Regardless of what side of the fence you stand on when it comes to the x86 vs. IBM Power Systems debate this is an interesting video. Every once in a while you have to peek over the fence and see what the other side is up to. Due to my borderline obsession with IBM Power it does focus on Power Systems as the superior system infrastructure but that’s because it is.
Kat Lind: I’m Kat Lind, Chief Systems Engineer for Solitaire Interglobal. We’re a predictive performance modeling host. Our customers look to us for independent unbiased information that’s backed on fact, not opinion. The entire x86 architecture was a sort of logical swing of the pendulum when it comes to processing architectures.
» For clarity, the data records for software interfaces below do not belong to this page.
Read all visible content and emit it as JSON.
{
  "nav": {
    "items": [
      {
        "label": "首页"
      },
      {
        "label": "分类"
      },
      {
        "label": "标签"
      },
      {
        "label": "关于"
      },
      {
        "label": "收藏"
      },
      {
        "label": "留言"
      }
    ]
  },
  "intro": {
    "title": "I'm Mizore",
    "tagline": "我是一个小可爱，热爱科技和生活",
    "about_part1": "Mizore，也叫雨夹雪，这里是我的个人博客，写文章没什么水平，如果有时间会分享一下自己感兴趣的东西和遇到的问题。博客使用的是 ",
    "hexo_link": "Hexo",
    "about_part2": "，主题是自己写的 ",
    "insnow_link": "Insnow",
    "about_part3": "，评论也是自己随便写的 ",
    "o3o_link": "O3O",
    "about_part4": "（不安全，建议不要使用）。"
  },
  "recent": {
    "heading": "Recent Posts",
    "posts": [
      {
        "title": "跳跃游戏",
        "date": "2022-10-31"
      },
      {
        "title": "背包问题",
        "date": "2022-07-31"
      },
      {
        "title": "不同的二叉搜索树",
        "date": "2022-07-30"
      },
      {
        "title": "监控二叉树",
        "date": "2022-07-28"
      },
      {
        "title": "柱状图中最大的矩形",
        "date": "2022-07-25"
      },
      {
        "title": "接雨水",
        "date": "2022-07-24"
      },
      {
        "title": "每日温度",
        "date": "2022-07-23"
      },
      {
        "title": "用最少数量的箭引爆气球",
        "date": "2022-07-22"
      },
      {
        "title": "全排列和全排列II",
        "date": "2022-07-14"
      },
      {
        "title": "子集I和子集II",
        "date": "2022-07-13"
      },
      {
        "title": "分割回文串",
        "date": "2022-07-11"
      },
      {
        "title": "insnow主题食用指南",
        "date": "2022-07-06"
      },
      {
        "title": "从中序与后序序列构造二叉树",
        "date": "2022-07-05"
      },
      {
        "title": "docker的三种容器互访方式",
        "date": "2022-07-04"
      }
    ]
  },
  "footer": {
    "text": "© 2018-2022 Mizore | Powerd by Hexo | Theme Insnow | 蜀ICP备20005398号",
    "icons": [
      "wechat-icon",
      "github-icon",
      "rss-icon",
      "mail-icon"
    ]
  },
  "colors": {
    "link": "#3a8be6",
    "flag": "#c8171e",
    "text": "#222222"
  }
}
Each box costs less, risk, because it’s small therefore it should be a small risk, and it’s easy to do.
In the present day the issues with x86 have fallen another logical pathway. We have a more limited resiliency in the platform itself. It has less elasticity for handling unexpected workload. So the answer is to build out more boxes. The scale out radically increases the complexity of an x86 environment. In fact, Joe DeBella the CIO of AriZona Beverages has been very vocal publically about his challenges.
Joe DeBella: We had situations where we were in [? 01:09], and really had a difficult time keeping the environment sustainable. So our skills were strained. We ended up working many hours of overtime just to in fact be sure that the systems were going to be up on a Monday morning. We had compatibility management between the vendors, between SAP, VMware. We had workload issues, just piles of things.
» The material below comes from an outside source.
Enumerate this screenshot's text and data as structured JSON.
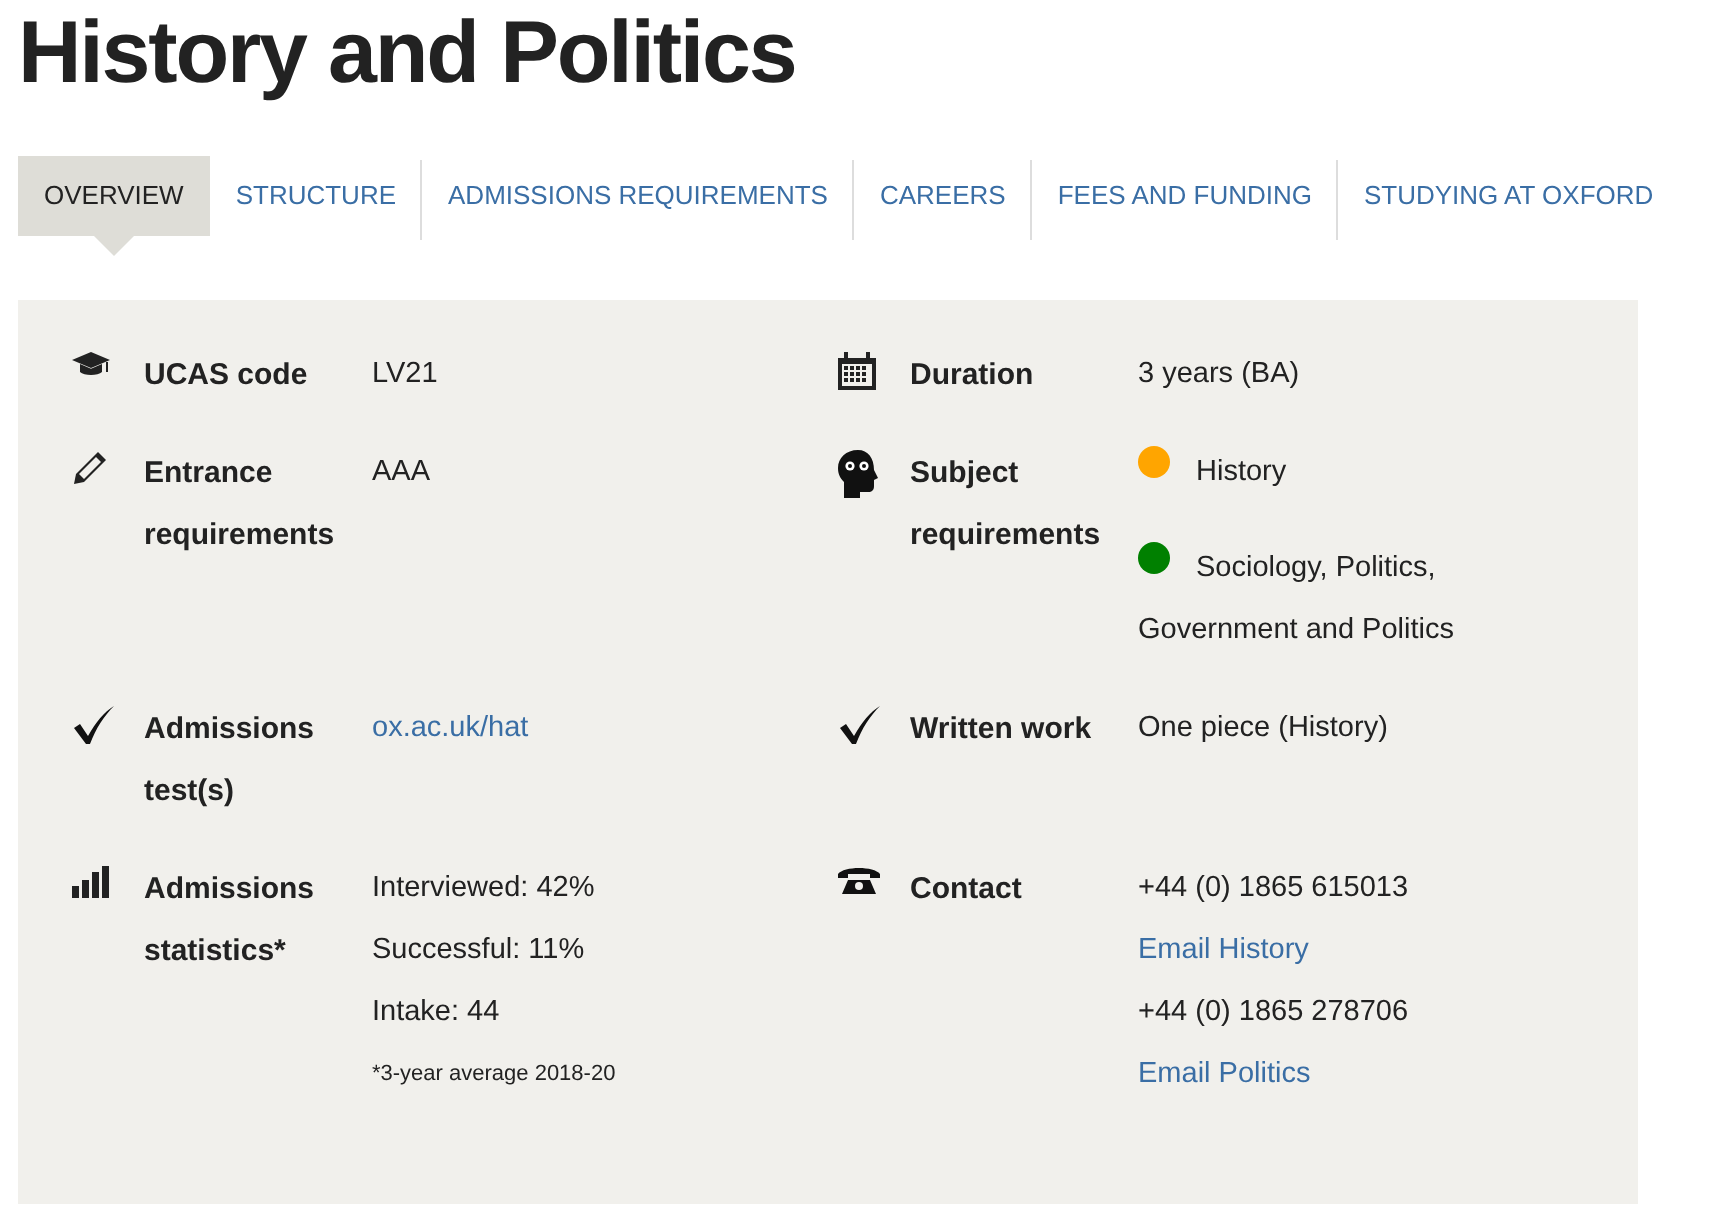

Kat Lind: So you take that and you add on the recent trend of more businesses using business analytics, and you have a recipe that is fraught for increasing frustration, and rapidly escalating costs. That totally ignores the whole issue of security threats, which is becoming the number one pain point in IT. One of the things that we’ve noticed is our customers running on Power are experiencing lower costs by 50 to 75 percent. In fact, Joe DeBella mentioned that his savings was closer to 70 percent. Lower staff time by half to 60 percent. That they have better performance because resources are targeted toward where they’re needed at the time they’re needed. That performance increase is anywhere from 300 to 1,000 percent. This is not just a one time hit, it continues over the entire operation.
If we turn to examine virtualization technology in an x86 environment I have to buy more servers to handle the workload, because I can’t move the resources back and forth. For a Power environment, I can simply redirect the resources, and not have to buy more boxes. Security is the largest cost and pain point that our customers have. The main difference between x86 and Power is that Power has an integrated security solution that does not have little hooks that can be grabbed by an attack. X86 is full of little hooks designed to bolt on more and more layers. Our reported security costs from our customers is in excess of half a billion dollars. Of that $1,214 is from Power.
So all of those things contribute to far more reasonable operations, and a better business case for Power. We have a really strong responsibility to all the customers that we have worldwide. We believe that Power needs to be a prime consideration for them. We have less reported problems, we have better availability, we have better performance consistency. We have better security on the customers that use Power than any other platform in the UNIX and x86 environment. They win if they pick Power.